§ **Exercise**: Lines containing the word "icon" are to be copied from the data below.

Web page and app entries

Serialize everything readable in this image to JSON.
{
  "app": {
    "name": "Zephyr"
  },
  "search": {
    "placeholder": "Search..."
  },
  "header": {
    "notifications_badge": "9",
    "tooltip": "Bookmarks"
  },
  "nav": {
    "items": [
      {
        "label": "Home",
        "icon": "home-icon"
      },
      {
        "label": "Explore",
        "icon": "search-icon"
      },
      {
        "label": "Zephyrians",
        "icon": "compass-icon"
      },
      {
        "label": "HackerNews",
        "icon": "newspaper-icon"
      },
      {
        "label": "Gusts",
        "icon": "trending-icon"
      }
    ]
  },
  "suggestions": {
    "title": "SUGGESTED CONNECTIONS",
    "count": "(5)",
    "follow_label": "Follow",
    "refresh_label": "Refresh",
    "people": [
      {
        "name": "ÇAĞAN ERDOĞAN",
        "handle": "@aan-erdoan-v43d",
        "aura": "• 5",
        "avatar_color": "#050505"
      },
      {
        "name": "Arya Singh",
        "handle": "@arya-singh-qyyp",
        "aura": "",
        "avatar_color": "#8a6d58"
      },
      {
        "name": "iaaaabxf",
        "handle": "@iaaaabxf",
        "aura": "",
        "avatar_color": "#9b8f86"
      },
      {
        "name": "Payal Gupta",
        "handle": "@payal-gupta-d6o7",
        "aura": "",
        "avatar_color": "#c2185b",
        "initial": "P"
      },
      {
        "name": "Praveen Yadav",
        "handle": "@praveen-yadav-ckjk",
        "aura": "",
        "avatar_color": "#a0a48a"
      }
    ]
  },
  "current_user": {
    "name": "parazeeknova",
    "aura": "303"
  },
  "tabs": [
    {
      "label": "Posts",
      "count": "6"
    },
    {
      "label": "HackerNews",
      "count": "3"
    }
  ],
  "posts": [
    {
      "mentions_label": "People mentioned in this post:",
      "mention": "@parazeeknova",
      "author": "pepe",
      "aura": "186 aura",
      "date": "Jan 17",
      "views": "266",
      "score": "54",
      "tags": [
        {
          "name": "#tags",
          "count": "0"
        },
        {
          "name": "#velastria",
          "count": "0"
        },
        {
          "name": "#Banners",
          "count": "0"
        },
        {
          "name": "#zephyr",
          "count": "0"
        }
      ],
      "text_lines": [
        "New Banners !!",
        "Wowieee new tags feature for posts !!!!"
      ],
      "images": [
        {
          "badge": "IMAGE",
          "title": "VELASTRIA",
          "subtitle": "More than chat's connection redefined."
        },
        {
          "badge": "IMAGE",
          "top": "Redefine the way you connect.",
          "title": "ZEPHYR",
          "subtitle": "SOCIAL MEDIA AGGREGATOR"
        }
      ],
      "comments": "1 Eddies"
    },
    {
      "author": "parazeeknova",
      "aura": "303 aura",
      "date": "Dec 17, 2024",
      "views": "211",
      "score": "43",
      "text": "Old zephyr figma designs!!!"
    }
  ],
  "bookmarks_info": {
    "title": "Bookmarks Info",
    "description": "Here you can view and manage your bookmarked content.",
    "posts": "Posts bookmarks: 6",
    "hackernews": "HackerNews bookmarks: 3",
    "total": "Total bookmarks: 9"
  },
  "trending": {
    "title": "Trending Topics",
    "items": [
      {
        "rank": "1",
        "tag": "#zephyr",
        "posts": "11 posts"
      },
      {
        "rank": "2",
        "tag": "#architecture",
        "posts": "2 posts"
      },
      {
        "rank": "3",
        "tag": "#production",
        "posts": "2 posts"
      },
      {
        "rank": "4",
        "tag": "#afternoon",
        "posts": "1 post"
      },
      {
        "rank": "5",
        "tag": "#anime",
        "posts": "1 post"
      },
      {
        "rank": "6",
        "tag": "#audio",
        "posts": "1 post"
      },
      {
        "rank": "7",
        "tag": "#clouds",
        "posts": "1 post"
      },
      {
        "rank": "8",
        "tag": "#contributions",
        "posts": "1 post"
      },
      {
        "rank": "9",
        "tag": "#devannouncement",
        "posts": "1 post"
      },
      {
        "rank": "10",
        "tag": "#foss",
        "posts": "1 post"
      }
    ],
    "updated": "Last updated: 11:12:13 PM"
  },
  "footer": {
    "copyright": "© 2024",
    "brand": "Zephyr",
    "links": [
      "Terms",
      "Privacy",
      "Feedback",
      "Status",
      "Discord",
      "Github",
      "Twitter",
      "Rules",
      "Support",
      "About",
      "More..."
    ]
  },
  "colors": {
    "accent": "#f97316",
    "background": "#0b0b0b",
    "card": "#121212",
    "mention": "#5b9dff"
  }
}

§ **Reply to the exercise**:
        "icon": "home-icon"
        "icon": "search-icon"
        "icon": "compass-icon"
        "icon": "newspaper-icon"
        "icon": "trending-icon"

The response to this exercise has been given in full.